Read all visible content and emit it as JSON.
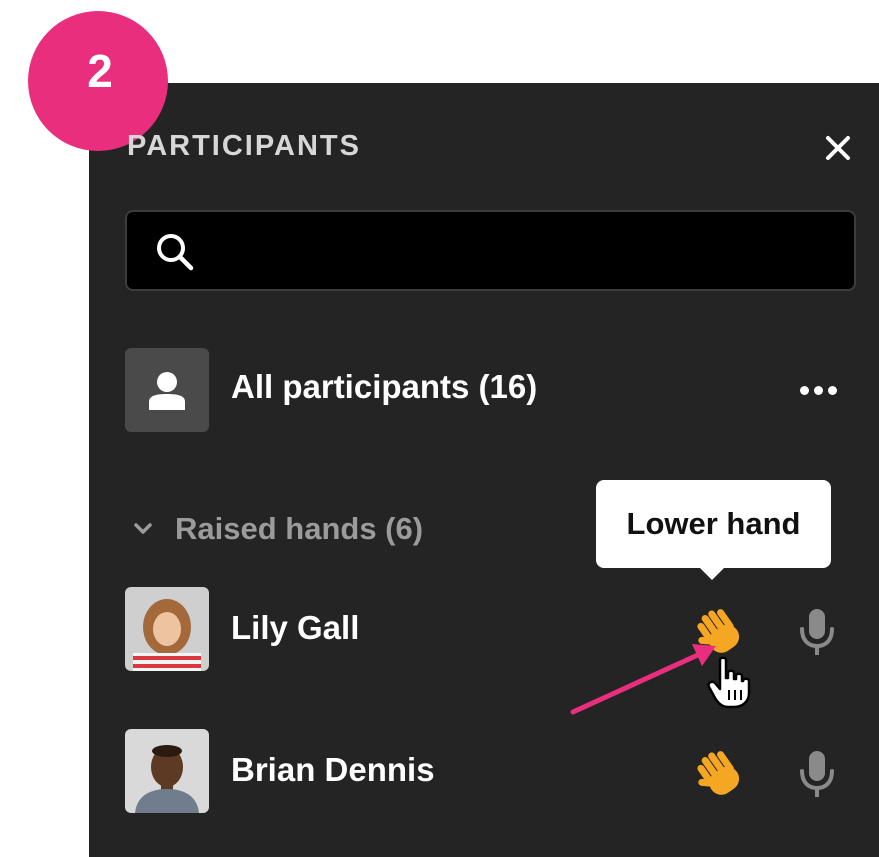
{
  "step": {
    "number": "2"
  },
  "panel": {
    "title": "PARTICIPANTS",
    "close_icon": "close-icon"
  },
  "search": {
    "value": "",
    "placeholder": "",
    "icon": "search-icon"
  },
  "all_participants": {
    "label": "All participants (16)",
    "avatar_icon": "person-icon",
    "more_icon": "more-options-icon"
  },
  "raised_hands": {
    "label": "Raised hands (6)",
    "chevron_icon": "chevron-down-icon",
    "participants": [
      {
        "name": "Lily Gall",
        "hand_icon": "raised-hand-icon",
        "mic_icon": "microphone-icon"
      },
      {
        "name": "Brian Dennis",
        "hand_icon": "raised-hand-icon",
        "mic_icon": "microphone-icon"
      }
    ]
  },
  "tooltip": {
    "text": "Lower hand"
  },
  "colors": {
    "panel_bg": "#242424",
    "badge": "#ea2e7e",
    "annotation_arrow": "#ea2e7e",
    "hand": "#f5a623",
    "text": "#ffffff",
    "muted_text": "#9b9b9b",
    "mic": "#8a8a8a"
  }
}
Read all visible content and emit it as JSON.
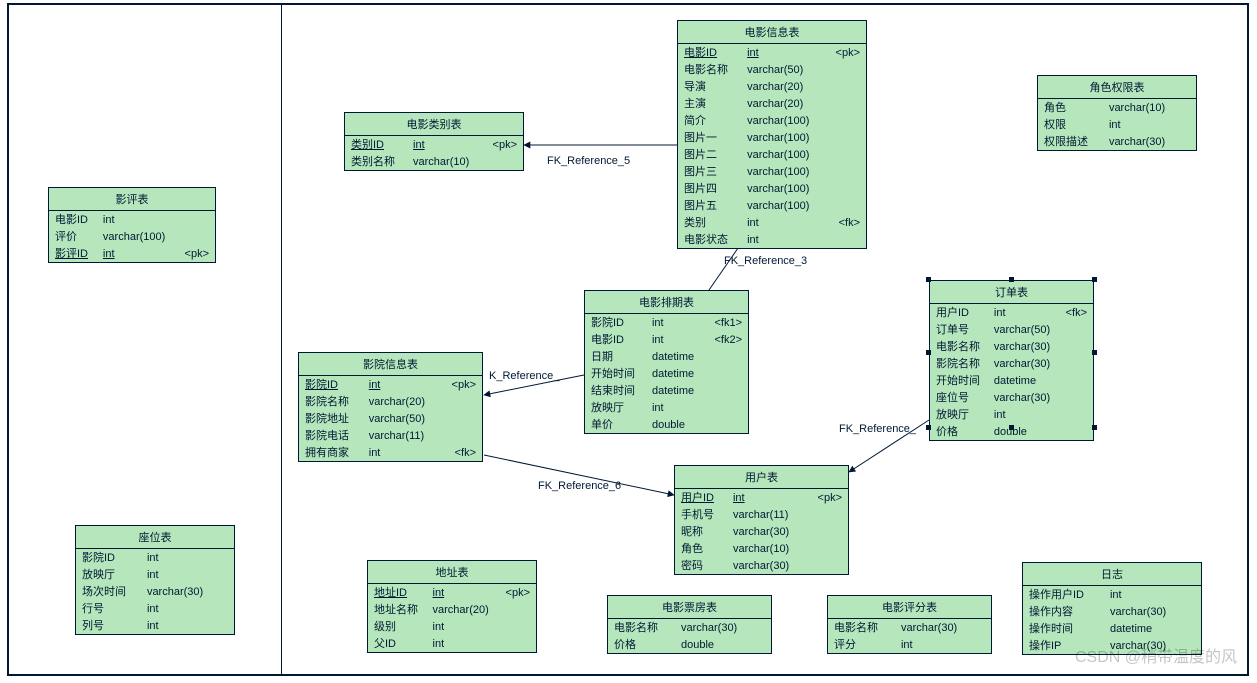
{
  "watermark": "CSDN @稍带温度的风",
  "entities": {
    "movie_info": {
      "title": "电影信息表",
      "rows": [
        {
          "name": "电影ID",
          "type": "int",
          "key": "<pk>",
          "pk": true
        },
        {
          "name": "电影名称",
          "type": "varchar(50)",
          "key": ""
        },
        {
          "name": "导演",
          "type": "varchar(20)",
          "key": ""
        },
        {
          "name": "主演",
          "type": "varchar(20)",
          "key": ""
        },
        {
          "name": "简介",
          "type": "varchar(100)",
          "key": ""
        },
        {
          "name": "图片一",
          "type": "varchar(100)",
          "key": ""
        },
        {
          "name": "图片二",
          "type": "varchar(100)",
          "key": ""
        },
        {
          "name": "图片三",
          "type": "varchar(100)",
          "key": ""
        },
        {
          "name": "图片四",
          "type": "varchar(100)",
          "key": ""
        },
        {
          "name": "图片五",
          "type": "varchar(100)",
          "key": ""
        },
        {
          "name": "类别",
          "type": "int",
          "key": "<fk>"
        },
        {
          "name": "电影状态",
          "type": "int",
          "key": ""
        }
      ]
    },
    "role_perm": {
      "title": "角色权限表",
      "rows": [
        {
          "name": "角色",
          "type": "varchar(10)",
          "key": ""
        },
        {
          "name": "权限",
          "type": "int",
          "key": ""
        },
        {
          "name": "权限描述",
          "type": "varchar(30)",
          "key": ""
        }
      ]
    },
    "movie_cat": {
      "title": "电影类别表",
      "rows": [
        {
          "name": "类别ID",
          "type": "int",
          "key": "<pk>",
          "pk": true
        },
        {
          "name": "类别名称",
          "type": "varchar(10)",
          "key": ""
        }
      ]
    },
    "review": {
      "title": "影评表",
      "rows": [
        {
          "name": "电影ID",
          "type": "int",
          "key": ""
        },
        {
          "name": "评价",
          "type": "varchar(100)",
          "key": ""
        },
        {
          "name": "影评ID",
          "type": "int",
          "key": "<pk>",
          "pk": true
        }
      ]
    },
    "schedule": {
      "title": "电影排期表",
      "rows": [
        {
          "name": "影院ID",
          "type": "int",
          "key": "<fk1>"
        },
        {
          "name": "电影ID",
          "type": "int",
          "key": "<fk2>"
        },
        {
          "name": "日期",
          "type": "datetime",
          "key": ""
        },
        {
          "name": "开始时间",
          "type": "datetime",
          "key": ""
        },
        {
          "name": "结束时间",
          "type": "datetime",
          "key": ""
        },
        {
          "name": "放映厅",
          "type": "int",
          "key": ""
        },
        {
          "name": "单价",
          "type": "double",
          "key": ""
        }
      ]
    },
    "order": {
      "title": "订单表",
      "rows": [
        {
          "name": "用户ID",
          "type": "int",
          "key": "<fk>"
        },
        {
          "name": "订单号",
          "type": "varchar(50)",
          "key": ""
        },
        {
          "name": "电影名称",
          "type": "varchar(30)",
          "key": ""
        },
        {
          "name": "影院名称",
          "type": "varchar(30)",
          "key": ""
        },
        {
          "name": "开始时间",
          "type": "datetime",
          "key": ""
        },
        {
          "name": "座位号",
          "type": "varchar(30)",
          "key": ""
        },
        {
          "name": "放映厅",
          "type": "int",
          "key": ""
        },
        {
          "name": "价格",
          "type": "double",
          "key": ""
        }
      ]
    },
    "cinema": {
      "title": "影院信息表",
      "rows": [
        {
          "name": "影院ID",
          "type": "int",
          "key": "<pk>",
          "pk": true
        },
        {
          "name": "影院名称",
          "type": "varchar(20)",
          "key": ""
        },
        {
          "name": "影院地址",
          "type": "varchar(50)",
          "key": ""
        },
        {
          "name": "影院电话",
          "type": "varchar(11)",
          "key": ""
        },
        {
          "name": "拥有商家",
          "type": "int",
          "key": "<fk>"
        }
      ]
    },
    "user": {
      "title": "用户表",
      "rows": [
        {
          "name": "用户ID",
          "type": "int",
          "key": "<pk>",
          "pk": true
        },
        {
          "name": "手机号",
          "type": "varchar(11)",
          "key": ""
        },
        {
          "name": "昵称",
          "type": "varchar(30)",
          "key": ""
        },
        {
          "name": "角色",
          "type": "varchar(10)",
          "key": ""
        },
        {
          "name": "密码",
          "type": "varchar(30)",
          "key": ""
        }
      ]
    },
    "seat": {
      "title": "座位表",
      "rows": [
        {
          "name": "影院ID",
          "type": "int",
          "key": ""
        },
        {
          "name": "放映厅",
          "type": "int",
          "key": ""
        },
        {
          "name": "场次时间",
          "type": "varchar(30)",
          "key": ""
        },
        {
          "name": "行号",
          "type": "int",
          "key": ""
        },
        {
          "name": "列号",
          "type": "int",
          "key": ""
        }
      ]
    },
    "address": {
      "title": "地址表",
      "rows": [
        {
          "name": "地址ID",
          "type": "int",
          "key": "<pk>",
          "pk": true
        },
        {
          "name": "地址名称",
          "type": "varchar(20)",
          "key": ""
        },
        {
          "name": "级别",
          "type": "int",
          "key": ""
        },
        {
          "name": "父ID",
          "type": "int",
          "key": ""
        }
      ]
    },
    "boxoffice": {
      "title": "电影票房表",
      "rows": [
        {
          "name": "电影名称",
          "type": "varchar(30)",
          "key": ""
        },
        {
          "name": "价格",
          "type": "double",
          "key": ""
        }
      ]
    },
    "rating": {
      "title": "电影评分表",
      "rows": [
        {
          "name": "电影名称",
          "type": "varchar(30)",
          "key": ""
        },
        {
          "name": "评分",
          "type": "int",
          "key": ""
        }
      ]
    },
    "log": {
      "title": "日志",
      "rows": [
        {
          "name": "操作用户ID",
          "type": "int",
          "key": ""
        },
        {
          "name": "操作内容",
          "type": "varchar(30)",
          "key": ""
        },
        {
          "name": "操作时间",
          "type": "datetime",
          "key": ""
        },
        {
          "name": "操作IP",
          "type": "varchar(30)",
          "key": ""
        }
      ]
    }
  },
  "refs": {
    "r5": "FK_Reference_5",
    "r3": "FK_Reference_3",
    "rK": "K_Reference_",
    "r6": "FK_Reference_6",
    "r?": "FK_Reference_"
  }
}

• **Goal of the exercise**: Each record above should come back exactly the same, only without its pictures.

• **Answer box**:
Read all visible content and emit it as JSON.
{
  "step": {
    "number": "2"
  },
  "panel": {
    "title": "PARTICIPANTS",
    "close_icon": "close-icon"
  },
  "search": {
    "value": "",
    "placeholder": "",
    "icon": "search-icon"
  },
  "all_participants": {
    "label": "All participants (16)",
    "avatar_icon": "person-icon",
    "more_icon": "more-options-icon"
  },
  "raised_hands": {
    "label": "Raised hands (6)",
    "chevron_icon": "chevron-down-icon",
    "participants": [
      {
        "name": "Lily Gall",
        "hand_icon": "raised-hand-icon",
        "mic_icon": "microphone-icon"
      },
      {
        "name": "Brian Dennis",
        "hand_icon": "raised-hand-icon",
        "mic_icon": "microphone-icon"
      }
    ]
  },
  "tooltip": {
    "text": "Lower hand"
  },
  "colors": {
    "panel_bg": "#242424",
    "badge": "#ea2e7e",
    "annotation_arrow": "#ea2e7e",
    "hand": "#f5a623",
    "text": "#ffffff",
    "muted_text": "#9b9b9b",
    "mic": "#8a8a8a"
  }
}
Read all visible content and emit it as JSON.
{
  "watermark": "CSDN @稍带温度的风",
  "entities": {
    "movie_info": {
      "title": "电影信息表",
      "rows": [
        {
          "name": "电影ID",
          "type": "int",
          "key": "<pk>",
          "pk": true
        },
        {
          "name": "电影名称",
          "type": "varchar(50)",
          "key": ""
        },
        {
          "name": "导演",
          "type": "varchar(20)",
          "key": ""
        },
        {
          "name": "主演",
          "type": "varchar(20)",
          "key": ""
        },
        {
          "name": "简介",
          "type": "varchar(100)",
          "key": ""
        },
        {
          "name": "图片一",
          "type": "varchar(100)",
          "key": ""
        },
        {
          "name": "图片二",
          "type": "varchar(100)",
          "key": ""
        },
        {
          "name": "图片三",
          "type": "varchar(100)",
          "key": ""
        },
        {
          "name": "图片四",
          "type": "varchar(100)",
          "key": ""
        },
        {
          "name": "图片五",
          "type": "varchar(100)",
          "key": ""
        },
        {
          "name": "类别",
          "type": "int",
          "key": "<fk>"
        },
        {
          "name": "电影状态",
          "type": "int",
          "key": ""
        }
      ]
    },
    "role_perm": {
      "title": "角色权限表",
      "rows": [
        {
          "name": "角色",
          "type": "varchar(10)",
          "key": ""
        },
        {
          "name": "权限",
          "type": "int",
          "key": ""
        },
        {
          "name": "权限描述",
          "type": "varchar(30)",
          "key": ""
        }
      ]
    },
    "movie_cat": {
      "title": "电影类别表",
      "rows": [
        {
          "name": "类别ID",
          "type": "int",
          "key": "<pk>",
          "pk": true
        },
        {
          "name": "类别名称",
          "type": "varchar(10)",
          "key": ""
        }
      ]
    },
    "review": {
      "title": "影评表",
      "rows": [
        {
          "name": "电影ID",
          "type": "int",
          "key": ""
        },
        {
          "name": "评价",
          "type": "varchar(100)",
          "key": ""
        },
        {
          "name": "影评ID",
          "type": "int",
          "key": "<pk>",
          "pk": true
        }
      ]
    },
    "schedule": {
      "title": "电影排期表",
      "rows": [
        {
          "name": "影院ID",
          "type": "int",
          "key": "<fk1>"
        },
        {
          "name": "电影ID",
          "type": "int",
          "key": "<fk2>"
        },
        {
          "name": "日期",
          "type": "datetime",
          "key": ""
        },
        {
          "name": "开始时间",
          "type": "datetime",
          "key": ""
        },
        {
          "name": "结束时间",
          "type": "datetime",
          "key": ""
        },
        {
          "name": "放映厅",
          "type": "int",
          "key": ""
        },
        {
          "name": "单价",
          "type": "double",
          "key": ""
        }
      ]
    },
    "order": {
      "title": "订单表",
      "rows": [
        {
          "name": "用户ID",
          "type": "int",
          "key": "<fk>"
        },
        {
          "name": "订单号",
          "type": "varchar(50)",
          "key": ""
        },
        {
          "name": "电影名称",
          "type": "varchar(30)",
          "key": ""
        },
        {
          "name": "影院名称",
          "type": "varchar(30)",
          "key": ""
        },
        {
          "name": "开始时间",
          "type": "datetime",
          "key": ""
        },
        {
          "name": "座位号",
          "type": "varchar(30)",
          "key": ""
        },
        {
          "name": "放映厅",
          "type": "int",
          "key": ""
        },
        {
          "name": "价格",
          "type": "double",
          "key": ""
        }
      ]
    },
    "cinema": {
      "title": "影院信息表",
      "rows": [
        {
          "name": "影院ID",
          "type": "int",
          "key": "<pk>",
          "pk": true
        },
        {
          "name": "影院名称",
          "type": "varchar(20)",
          "key": ""
        },
        {
          "name": "影院地址",
          "type": "varchar(50)",
          "key": ""
        },
        {
          "name": "影院电话",
          "type": "varchar(11)",
          "key": ""
        },
        {
          "name": "拥有商家",
          "type": "int",
          "key": "<fk>"
        }
      ]
    },
    "user": {
      "title": "用户表",
      "rows": [
        {
          "name": "用户ID",
          "type": "int",
          "key": "<pk>",
          "pk": true
        },
        {
          "name": "手机号",
          "type": "varchar(11)",
          "key": ""
        },
        {
          "name": "昵称",
          "type": "varchar(30)",
          "key": ""
        },
        {
          "name": "角色",
          "type": "varchar(10)",
          "key": ""
        },
        {
          "name": "密码",
          "type": "varchar(30)",
          "key": ""
        }
      ]
    },
    "seat": {
      "title": "座位表",
      "rows": [
        {
          "name": "影院ID",
          "type": "int",
          "key": ""
        },
        {
          "name": "放映厅",
          "type": "int",
          "key": ""
        },
        {
          "name": "场次时间",
          "type": "varchar(30)",
          "key": ""
        },
        {
          "name": "行号",
          "type": "int",
          "key": ""
        },
        {
          "name": "列号",
          "type": "int",
          "key": ""
        }
      ]
    },
    "address": {
      "title": "地址表",
      "rows": [
        {
          "name": "地址ID",
          "type": "int",
          "key": "<pk>",
          "pk": true
        },
        {
          "name": "地址名称",
          "type": "varchar(20)",
          "key": ""
        },
        {
          "name": "级别",
          "type": "int",
          "key": ""
        },
        {
          "name": "父ID",
          "type": "int",
          "key": ""
        }
      ]
    },
    "boxoffice": {
      "title": "电影票房表",
      "rows": [
        {
          "name": "电影名称",
          "type": "varchar(30)",
          "key": ""
        },
        {
          "name": "价格",
          "type": "double",
          "key": ""
        }
      ]
    },
    "rating": {
      "title": "电影评分表",
      "rows": [
        {
          "name": "电影名称",
          "type": "varchar(30)",
          "key": ""
        },
        {
          "name": "评分",
          "type": "int",
          "key": ""
        }
      ]
    },
    "log": {
      "title": "日志",
      "rows": [
        {
          "name": "操作用户ID",
          "type": "int",
          "key": ""
        },
        {
          "name": "操作内容",
          "type": "varchar(30)",
          "key": ""
        },
        {
          "name": "操作时间",
          "type": "datetime",
          "key": ""
        },
        {
          "name": "操作IP",
          "type": "varchar(30)",
          "key": ""
        }
      ]
    }
  },
  "refs": {
    "r5": "FK_Reference_5",
    "r3": "FK_Reference_3",
    "rK": "K_Reference_",
    "r6": "FK_Reference_6",
    "r?": "FK_Reference_"
  }
}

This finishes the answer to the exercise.